Unfortunately, training hard and participating in sports can be hard on the joints, particular the knees. Products that promote joint health are obviously popular among athletes, particularly older athletes. However, it's questionable how well any of these products and supplements really work.
A couple of years ago I was turned onto a fairly new joint health supplement, glycine. Glycine is definitely not new but its benefits for joint related conditions are not all that well known. Glycine is a non-essential amino acid that is a precursor to collagen production. Collagen is an essential component to connective tissue such as cartilage, tendons, and skin. Being an amino acid it's naturally present in the diet. I don't remember how I first heard about it but a few yrs back I read some feedback from a person saying he had taken it for a couple of months and actually had MRI evidence of a cartilage lesion healing. I then saw a couple of positive studies on it for arthritis, so I decided to try it.
I was pleasantly surprised. I'd used glucosamine for years and can't say I ever noticed anything positive or negative from it. That's ok because the research on glucosamines ability to rebuild cartilage is sketchy - the positive science on it shows that at best it helps maintain existing cartilage. Yet, within a few days of supplementing with 10 grams of glycine per day I could "feel" a difference. My stiff joints weren't so stiff and the difference was quite noticeable. In addition to being a precursor for collagen (and thus cartilage), glycine also has direct positive benefits on inflammation present in joint related conditions.
I've since turned many others onto glycine and most of them reported significant positive benefits. Glycine is also dirt cheap. A 500 gram bottle is less than 10 bucks. Supplementation with glycine may also do positive things for the skin and taken before bed may also improve sleep quality. It also may benefit non-cartilage related joint conditions such as tendonitis. If you have sore, achy joints, particularly with clicking and grinding (symptoms of cartilage damage), definitely give it a shot, - dosage is 5 grams twice a day, about 2 teaspoonfuls per day. You can also get it via supplementing with gelatin, but straight glycine is more economical.
Additionally, if you have a joint pain issue you probably also have various movement impairments contributing to your pain.
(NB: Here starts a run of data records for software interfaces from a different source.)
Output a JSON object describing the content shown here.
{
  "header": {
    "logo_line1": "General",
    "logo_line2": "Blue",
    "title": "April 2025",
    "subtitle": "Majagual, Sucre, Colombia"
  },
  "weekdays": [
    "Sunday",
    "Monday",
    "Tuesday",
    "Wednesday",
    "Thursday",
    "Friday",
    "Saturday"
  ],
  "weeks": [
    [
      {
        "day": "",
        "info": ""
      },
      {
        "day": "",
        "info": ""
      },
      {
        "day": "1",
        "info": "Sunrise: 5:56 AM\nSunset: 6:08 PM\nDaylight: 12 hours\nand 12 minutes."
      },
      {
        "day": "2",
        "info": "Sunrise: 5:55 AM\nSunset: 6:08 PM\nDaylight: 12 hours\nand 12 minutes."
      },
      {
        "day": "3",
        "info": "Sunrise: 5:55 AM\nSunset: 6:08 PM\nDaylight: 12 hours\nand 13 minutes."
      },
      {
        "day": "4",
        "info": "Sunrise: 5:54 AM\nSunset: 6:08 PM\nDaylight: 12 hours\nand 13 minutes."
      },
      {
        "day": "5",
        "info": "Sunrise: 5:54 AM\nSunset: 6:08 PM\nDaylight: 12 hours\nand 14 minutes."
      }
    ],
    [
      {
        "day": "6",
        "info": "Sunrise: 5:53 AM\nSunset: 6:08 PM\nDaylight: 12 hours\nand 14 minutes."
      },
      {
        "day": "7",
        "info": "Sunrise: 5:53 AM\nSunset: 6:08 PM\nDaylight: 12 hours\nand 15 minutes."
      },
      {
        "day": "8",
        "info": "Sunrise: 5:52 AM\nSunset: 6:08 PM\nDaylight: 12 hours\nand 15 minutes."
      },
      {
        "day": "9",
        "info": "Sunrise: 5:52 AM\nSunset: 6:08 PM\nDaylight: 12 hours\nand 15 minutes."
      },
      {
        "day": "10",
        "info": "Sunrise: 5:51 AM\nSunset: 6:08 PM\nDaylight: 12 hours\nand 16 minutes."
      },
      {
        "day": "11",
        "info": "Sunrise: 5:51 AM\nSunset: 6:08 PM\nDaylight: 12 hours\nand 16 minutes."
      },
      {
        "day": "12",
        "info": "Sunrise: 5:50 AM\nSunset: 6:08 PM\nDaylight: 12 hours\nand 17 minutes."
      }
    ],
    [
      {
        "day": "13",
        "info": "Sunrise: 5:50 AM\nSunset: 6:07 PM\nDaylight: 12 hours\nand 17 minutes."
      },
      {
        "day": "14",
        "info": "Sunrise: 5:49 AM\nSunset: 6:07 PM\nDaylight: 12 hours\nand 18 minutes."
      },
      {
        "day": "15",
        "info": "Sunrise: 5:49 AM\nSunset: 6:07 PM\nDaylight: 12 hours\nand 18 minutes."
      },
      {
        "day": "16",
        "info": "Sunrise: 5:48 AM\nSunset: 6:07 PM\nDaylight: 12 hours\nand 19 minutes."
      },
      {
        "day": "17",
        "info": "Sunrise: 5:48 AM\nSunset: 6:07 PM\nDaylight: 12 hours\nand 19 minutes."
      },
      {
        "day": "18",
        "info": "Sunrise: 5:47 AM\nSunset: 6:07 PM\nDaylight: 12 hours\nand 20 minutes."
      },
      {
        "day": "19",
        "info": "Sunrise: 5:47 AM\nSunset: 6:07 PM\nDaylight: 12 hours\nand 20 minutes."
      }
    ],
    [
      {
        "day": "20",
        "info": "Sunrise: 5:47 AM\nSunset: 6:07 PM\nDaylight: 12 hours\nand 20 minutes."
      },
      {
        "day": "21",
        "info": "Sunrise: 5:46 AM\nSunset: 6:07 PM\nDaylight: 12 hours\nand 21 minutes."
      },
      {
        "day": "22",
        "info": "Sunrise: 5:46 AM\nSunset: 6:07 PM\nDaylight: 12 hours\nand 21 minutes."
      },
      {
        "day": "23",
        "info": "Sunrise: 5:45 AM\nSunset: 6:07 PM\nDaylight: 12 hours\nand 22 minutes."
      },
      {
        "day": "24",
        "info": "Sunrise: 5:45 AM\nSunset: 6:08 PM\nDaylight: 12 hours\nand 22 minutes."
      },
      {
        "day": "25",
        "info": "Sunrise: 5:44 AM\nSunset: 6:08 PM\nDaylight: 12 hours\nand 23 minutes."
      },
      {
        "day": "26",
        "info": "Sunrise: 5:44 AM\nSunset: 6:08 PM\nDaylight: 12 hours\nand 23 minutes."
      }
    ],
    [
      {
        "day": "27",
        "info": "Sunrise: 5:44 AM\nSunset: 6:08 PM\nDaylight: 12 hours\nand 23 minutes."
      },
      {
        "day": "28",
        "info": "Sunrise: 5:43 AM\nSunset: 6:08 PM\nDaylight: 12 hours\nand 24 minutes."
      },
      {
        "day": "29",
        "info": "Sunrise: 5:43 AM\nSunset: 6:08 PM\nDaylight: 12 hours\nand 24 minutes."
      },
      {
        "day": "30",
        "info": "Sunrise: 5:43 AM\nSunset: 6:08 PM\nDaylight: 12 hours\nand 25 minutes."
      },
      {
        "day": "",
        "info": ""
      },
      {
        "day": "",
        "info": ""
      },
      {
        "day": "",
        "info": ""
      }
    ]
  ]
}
If you have stubborn chronic knee pain and want to figure out how to address it take a look at Anthony Mychal's "Guide to Chronic Knee Pain"